--- RECORDS PROVIDED Enclosed Below ---

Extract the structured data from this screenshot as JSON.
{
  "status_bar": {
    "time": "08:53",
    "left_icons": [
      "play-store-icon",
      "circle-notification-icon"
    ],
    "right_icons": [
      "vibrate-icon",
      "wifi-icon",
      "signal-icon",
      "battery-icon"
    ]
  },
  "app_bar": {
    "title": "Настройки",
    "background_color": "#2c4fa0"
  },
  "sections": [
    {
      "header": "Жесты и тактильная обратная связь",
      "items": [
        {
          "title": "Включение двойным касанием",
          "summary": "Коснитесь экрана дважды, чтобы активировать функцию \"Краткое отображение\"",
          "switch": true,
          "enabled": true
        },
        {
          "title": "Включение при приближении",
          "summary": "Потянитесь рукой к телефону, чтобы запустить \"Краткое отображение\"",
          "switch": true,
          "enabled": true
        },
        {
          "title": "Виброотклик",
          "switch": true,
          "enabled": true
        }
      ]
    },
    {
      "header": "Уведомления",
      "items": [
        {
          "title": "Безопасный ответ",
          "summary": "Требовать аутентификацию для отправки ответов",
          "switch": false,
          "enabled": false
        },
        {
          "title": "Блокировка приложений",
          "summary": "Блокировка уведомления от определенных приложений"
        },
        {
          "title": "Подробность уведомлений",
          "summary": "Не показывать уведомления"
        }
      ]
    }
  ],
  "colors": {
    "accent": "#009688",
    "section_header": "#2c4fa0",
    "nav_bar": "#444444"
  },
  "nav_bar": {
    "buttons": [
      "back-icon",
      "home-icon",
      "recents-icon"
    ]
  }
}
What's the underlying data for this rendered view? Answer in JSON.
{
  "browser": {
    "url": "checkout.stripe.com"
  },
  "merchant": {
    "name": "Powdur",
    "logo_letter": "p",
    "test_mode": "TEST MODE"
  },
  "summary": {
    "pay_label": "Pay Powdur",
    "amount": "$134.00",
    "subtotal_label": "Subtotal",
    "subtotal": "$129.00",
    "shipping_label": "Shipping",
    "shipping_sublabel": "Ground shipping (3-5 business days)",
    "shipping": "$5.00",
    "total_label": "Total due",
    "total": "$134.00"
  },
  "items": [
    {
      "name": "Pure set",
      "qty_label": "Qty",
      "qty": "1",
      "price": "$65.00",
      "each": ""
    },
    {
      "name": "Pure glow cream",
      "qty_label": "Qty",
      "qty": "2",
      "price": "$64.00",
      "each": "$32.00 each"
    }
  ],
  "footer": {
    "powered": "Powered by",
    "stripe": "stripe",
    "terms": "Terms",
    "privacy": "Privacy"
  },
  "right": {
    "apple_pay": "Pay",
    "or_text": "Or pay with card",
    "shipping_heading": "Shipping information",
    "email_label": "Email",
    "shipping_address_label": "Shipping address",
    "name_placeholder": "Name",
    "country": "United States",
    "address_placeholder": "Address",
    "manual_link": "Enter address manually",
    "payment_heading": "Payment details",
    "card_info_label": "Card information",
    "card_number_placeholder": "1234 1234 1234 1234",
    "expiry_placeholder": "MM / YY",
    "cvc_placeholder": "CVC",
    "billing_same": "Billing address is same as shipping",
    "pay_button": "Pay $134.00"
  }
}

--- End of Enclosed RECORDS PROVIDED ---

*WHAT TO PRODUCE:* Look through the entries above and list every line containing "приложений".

*ANSWER:*
          "title": "Блокировка приложений",
          "summary": "Блокировка уведомления от определенных приложений"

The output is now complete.